→ What you will do: Going line by line through the data below, how many lines contain the word "filter"? Give only the number.

(Data records for software interfaces)
# # # # #
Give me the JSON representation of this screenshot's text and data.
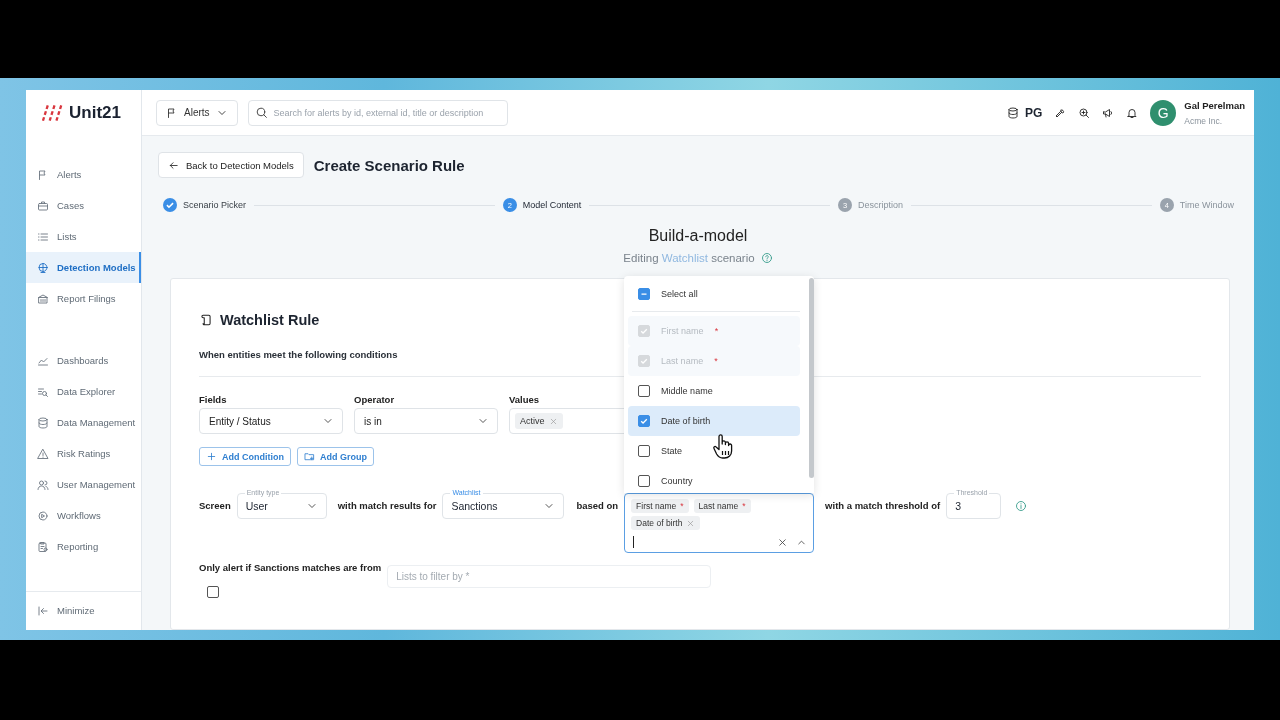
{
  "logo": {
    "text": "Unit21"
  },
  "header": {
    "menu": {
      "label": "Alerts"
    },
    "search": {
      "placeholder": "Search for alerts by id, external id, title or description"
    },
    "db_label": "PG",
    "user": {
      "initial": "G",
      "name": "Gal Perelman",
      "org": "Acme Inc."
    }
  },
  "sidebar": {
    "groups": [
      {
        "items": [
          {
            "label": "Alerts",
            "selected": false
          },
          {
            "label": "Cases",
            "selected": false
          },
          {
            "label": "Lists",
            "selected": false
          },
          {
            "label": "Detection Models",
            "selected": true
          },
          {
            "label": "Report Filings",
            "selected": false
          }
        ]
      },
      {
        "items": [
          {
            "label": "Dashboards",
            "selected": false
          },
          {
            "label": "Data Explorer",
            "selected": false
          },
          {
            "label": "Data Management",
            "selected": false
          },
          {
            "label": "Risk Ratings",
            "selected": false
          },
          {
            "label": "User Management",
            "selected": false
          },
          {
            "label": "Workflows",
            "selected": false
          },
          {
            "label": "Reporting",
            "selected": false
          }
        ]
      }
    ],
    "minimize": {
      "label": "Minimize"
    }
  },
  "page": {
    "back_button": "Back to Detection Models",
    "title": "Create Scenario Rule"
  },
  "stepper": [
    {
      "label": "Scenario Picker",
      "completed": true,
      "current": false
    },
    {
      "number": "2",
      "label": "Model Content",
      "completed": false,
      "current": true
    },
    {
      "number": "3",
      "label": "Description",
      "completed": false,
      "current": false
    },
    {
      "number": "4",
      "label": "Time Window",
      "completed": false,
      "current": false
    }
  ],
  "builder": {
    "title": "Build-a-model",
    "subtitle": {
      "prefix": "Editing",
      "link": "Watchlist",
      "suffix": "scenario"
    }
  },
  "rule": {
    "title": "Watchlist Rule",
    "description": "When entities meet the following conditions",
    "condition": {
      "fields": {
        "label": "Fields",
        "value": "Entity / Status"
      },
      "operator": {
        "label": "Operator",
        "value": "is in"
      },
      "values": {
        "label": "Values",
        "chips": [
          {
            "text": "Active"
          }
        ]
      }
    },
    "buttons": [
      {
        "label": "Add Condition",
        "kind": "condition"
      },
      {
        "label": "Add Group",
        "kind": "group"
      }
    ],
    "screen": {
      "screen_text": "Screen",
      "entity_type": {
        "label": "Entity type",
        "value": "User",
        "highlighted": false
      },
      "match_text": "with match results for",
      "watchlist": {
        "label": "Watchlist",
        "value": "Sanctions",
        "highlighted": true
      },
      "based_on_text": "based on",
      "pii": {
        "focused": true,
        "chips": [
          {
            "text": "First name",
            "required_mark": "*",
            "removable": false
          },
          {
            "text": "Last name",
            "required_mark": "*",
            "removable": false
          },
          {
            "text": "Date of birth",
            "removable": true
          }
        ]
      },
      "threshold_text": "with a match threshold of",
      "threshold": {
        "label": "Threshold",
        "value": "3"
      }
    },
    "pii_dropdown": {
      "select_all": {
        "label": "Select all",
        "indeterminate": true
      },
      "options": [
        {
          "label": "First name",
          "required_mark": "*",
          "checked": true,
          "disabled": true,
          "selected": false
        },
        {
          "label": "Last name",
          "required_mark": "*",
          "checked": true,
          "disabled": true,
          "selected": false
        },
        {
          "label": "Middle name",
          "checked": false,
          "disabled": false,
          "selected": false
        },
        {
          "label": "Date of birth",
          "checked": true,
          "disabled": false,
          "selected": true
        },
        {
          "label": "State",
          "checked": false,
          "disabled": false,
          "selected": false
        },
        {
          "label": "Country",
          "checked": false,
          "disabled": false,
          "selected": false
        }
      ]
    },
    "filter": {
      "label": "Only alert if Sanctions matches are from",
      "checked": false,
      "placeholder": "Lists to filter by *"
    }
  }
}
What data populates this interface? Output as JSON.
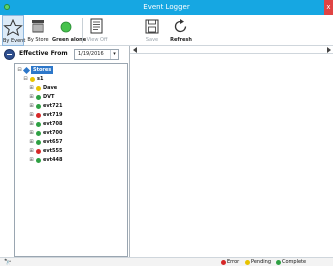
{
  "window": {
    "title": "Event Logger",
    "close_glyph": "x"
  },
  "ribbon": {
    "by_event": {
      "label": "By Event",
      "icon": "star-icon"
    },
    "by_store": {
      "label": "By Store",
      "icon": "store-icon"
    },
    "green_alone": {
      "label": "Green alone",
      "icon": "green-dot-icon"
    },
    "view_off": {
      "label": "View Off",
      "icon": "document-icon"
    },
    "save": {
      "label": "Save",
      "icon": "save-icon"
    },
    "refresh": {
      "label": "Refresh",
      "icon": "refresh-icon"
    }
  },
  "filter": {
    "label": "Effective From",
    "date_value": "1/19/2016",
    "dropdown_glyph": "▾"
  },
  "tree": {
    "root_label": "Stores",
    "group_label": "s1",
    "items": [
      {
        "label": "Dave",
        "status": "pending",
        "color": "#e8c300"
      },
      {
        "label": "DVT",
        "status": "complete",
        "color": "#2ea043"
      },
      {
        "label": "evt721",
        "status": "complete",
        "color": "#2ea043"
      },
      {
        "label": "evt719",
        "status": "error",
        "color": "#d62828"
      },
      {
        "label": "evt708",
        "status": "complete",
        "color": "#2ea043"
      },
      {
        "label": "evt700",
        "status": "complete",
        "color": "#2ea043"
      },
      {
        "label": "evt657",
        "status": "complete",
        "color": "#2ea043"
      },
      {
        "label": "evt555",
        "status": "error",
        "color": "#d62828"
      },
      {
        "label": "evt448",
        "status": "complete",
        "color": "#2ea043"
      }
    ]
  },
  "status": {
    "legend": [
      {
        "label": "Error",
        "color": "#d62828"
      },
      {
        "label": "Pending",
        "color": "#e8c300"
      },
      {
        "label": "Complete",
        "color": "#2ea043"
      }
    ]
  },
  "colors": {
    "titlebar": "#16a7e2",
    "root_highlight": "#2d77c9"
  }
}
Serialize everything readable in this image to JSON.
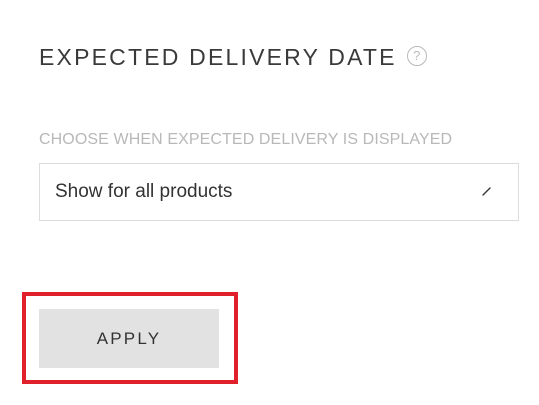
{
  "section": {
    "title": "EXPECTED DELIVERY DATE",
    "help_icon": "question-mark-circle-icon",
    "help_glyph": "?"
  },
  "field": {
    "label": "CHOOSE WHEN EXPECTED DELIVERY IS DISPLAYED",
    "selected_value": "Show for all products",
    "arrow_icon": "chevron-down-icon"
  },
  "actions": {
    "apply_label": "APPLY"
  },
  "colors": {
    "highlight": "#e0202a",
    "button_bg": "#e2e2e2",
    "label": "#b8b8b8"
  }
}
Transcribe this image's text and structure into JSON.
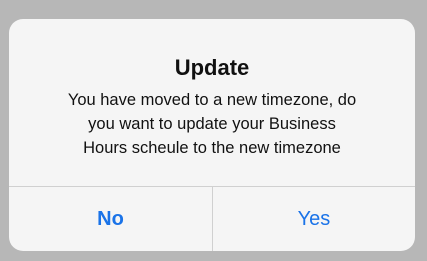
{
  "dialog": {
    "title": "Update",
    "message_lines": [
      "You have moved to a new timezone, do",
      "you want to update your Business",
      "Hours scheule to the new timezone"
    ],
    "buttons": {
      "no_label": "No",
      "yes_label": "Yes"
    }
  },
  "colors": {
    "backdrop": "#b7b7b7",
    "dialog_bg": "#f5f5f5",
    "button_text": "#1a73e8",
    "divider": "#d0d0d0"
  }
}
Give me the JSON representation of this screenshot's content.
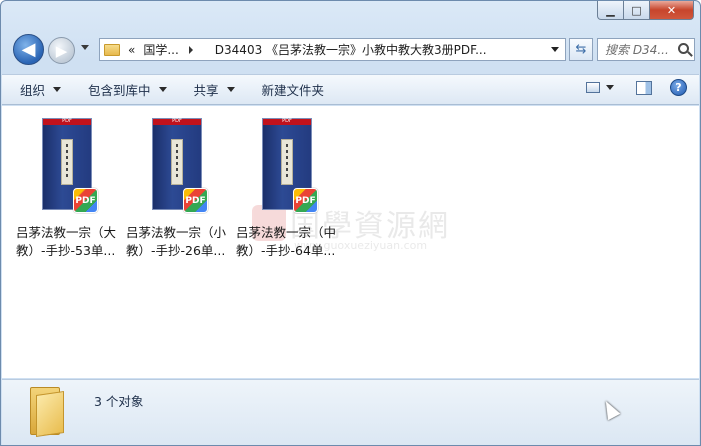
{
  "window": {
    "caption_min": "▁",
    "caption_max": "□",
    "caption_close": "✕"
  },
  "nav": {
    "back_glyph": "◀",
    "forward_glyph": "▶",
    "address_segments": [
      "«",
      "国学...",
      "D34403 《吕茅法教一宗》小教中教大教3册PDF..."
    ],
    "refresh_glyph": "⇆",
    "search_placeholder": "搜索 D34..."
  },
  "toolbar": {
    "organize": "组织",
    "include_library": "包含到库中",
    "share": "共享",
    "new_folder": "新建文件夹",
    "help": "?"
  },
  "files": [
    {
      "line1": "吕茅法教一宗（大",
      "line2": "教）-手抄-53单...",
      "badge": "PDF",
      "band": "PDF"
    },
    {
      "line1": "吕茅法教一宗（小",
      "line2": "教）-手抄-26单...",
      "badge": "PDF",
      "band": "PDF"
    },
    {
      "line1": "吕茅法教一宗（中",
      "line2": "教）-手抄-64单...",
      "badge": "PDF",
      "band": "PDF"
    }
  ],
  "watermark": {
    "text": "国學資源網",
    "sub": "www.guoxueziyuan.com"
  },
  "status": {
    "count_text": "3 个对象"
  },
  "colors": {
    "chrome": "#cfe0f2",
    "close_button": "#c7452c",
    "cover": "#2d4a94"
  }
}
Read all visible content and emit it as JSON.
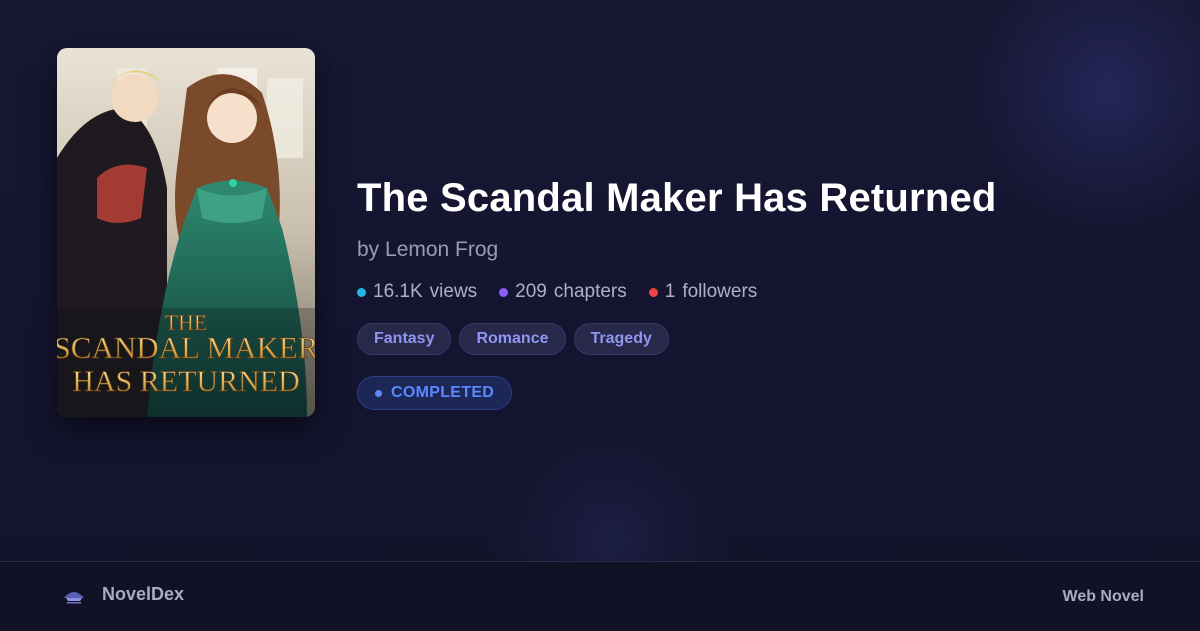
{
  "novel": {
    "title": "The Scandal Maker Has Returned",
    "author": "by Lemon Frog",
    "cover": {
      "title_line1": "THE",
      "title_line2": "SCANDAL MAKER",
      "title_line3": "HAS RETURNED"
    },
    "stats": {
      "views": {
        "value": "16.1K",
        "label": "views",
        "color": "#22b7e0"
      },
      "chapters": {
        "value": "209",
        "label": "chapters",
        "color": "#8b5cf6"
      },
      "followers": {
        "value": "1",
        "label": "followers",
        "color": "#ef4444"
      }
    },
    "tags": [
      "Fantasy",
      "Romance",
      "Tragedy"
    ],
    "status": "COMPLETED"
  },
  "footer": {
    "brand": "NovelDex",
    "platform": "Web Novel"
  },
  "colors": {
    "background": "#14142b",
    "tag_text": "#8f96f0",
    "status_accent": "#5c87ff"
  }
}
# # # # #
→ Answer space: 3